The Victorian Sabbath was not without problems for some of those committed to its strict observance. Nancy Ann Hazel, the young and high-spirited daughter of a country parson, suffered from her father’s lengthy Sunday sermons. The autumn sunshine beckoned her into the fields and along the bank of the river that wound its way through this pleasant corner of County Durham. This area was dominated by the neighbouring estates of two very different landowners: Graham Mercer, the reclusive lord of the manor, and Dennison Harpcore of Rossburn House, where life was lived on the grand scale and reputed to be more than a little dissolute.
Two older brothers had taught Nancy Ann how to look after herself well enough, and she could hold her own with the roughest of the village children.
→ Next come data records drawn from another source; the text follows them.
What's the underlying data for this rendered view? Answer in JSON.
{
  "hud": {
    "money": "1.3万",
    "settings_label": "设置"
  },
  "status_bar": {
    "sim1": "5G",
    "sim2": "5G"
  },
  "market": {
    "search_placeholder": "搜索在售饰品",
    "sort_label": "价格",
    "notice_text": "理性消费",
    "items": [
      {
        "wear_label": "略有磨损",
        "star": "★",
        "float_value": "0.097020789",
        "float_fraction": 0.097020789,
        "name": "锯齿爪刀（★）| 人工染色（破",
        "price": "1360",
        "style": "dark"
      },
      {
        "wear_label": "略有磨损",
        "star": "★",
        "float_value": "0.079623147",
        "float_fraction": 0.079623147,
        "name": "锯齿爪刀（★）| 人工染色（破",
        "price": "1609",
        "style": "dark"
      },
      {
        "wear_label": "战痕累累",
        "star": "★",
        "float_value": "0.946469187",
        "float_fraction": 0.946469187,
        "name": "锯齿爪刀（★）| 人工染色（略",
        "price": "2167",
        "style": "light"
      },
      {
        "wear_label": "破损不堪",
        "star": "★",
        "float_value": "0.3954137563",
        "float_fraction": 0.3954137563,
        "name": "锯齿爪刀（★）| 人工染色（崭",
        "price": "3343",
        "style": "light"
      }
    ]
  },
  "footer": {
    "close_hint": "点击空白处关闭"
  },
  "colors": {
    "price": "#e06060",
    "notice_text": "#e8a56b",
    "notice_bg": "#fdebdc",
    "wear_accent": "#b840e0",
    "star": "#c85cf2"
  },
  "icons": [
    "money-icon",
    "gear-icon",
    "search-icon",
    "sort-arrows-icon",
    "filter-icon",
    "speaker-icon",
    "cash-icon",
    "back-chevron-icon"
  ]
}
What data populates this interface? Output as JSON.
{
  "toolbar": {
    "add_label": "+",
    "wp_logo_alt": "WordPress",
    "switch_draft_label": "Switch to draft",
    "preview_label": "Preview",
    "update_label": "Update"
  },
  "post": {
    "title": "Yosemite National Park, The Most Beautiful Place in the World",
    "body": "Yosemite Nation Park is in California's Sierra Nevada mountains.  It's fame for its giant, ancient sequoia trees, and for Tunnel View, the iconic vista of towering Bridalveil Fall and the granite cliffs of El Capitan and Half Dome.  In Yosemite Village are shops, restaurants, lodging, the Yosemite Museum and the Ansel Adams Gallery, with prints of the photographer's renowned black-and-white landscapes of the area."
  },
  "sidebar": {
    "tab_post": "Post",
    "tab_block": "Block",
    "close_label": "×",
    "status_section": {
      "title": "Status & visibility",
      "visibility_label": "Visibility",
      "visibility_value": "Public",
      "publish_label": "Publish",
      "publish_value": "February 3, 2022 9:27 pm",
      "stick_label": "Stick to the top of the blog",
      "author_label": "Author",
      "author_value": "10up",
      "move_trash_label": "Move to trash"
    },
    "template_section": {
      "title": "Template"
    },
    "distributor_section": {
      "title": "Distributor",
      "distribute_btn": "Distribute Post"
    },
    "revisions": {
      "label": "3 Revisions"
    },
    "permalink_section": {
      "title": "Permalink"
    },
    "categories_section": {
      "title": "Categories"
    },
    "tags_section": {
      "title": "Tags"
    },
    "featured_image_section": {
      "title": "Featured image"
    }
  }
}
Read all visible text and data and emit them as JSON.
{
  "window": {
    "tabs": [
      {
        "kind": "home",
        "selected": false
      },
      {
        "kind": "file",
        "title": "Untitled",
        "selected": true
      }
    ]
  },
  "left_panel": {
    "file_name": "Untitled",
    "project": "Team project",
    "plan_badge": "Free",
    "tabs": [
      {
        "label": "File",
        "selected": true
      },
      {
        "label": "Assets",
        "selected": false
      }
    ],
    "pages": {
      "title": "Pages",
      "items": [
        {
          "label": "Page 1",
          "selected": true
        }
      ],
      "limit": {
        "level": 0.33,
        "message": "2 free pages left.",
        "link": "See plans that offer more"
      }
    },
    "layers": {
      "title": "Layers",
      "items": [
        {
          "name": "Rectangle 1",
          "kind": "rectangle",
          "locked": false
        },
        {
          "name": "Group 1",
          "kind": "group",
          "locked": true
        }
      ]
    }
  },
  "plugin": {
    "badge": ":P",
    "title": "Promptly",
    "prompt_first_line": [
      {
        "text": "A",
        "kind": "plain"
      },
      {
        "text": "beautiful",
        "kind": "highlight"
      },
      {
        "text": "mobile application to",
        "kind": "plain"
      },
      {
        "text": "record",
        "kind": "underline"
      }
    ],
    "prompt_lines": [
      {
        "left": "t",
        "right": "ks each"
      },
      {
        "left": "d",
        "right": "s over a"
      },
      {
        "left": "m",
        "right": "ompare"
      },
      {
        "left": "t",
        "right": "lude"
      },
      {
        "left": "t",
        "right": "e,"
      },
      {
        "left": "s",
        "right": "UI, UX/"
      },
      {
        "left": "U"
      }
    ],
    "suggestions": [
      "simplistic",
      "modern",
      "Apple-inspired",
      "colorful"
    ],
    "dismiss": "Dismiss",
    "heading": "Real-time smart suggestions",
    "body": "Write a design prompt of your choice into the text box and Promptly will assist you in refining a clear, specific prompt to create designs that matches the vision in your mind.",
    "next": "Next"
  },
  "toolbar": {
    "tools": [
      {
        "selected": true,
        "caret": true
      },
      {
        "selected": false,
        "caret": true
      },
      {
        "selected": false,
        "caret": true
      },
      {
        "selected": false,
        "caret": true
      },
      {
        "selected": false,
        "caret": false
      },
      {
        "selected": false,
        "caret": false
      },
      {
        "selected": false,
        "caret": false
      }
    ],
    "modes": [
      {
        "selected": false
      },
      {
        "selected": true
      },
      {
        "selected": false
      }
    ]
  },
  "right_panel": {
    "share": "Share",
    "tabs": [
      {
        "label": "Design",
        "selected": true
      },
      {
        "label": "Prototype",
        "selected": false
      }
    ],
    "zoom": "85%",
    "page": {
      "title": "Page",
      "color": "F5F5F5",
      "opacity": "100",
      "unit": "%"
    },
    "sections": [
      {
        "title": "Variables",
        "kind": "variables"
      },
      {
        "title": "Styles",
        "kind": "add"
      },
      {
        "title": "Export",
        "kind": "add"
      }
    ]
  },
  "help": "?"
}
But soon she had to muster her courage and fortitude to the full when the far greater challenges of a controversial marriage thrust her into womanhood and into a whole new world of conflict and tragedy which had to be faced and overcome.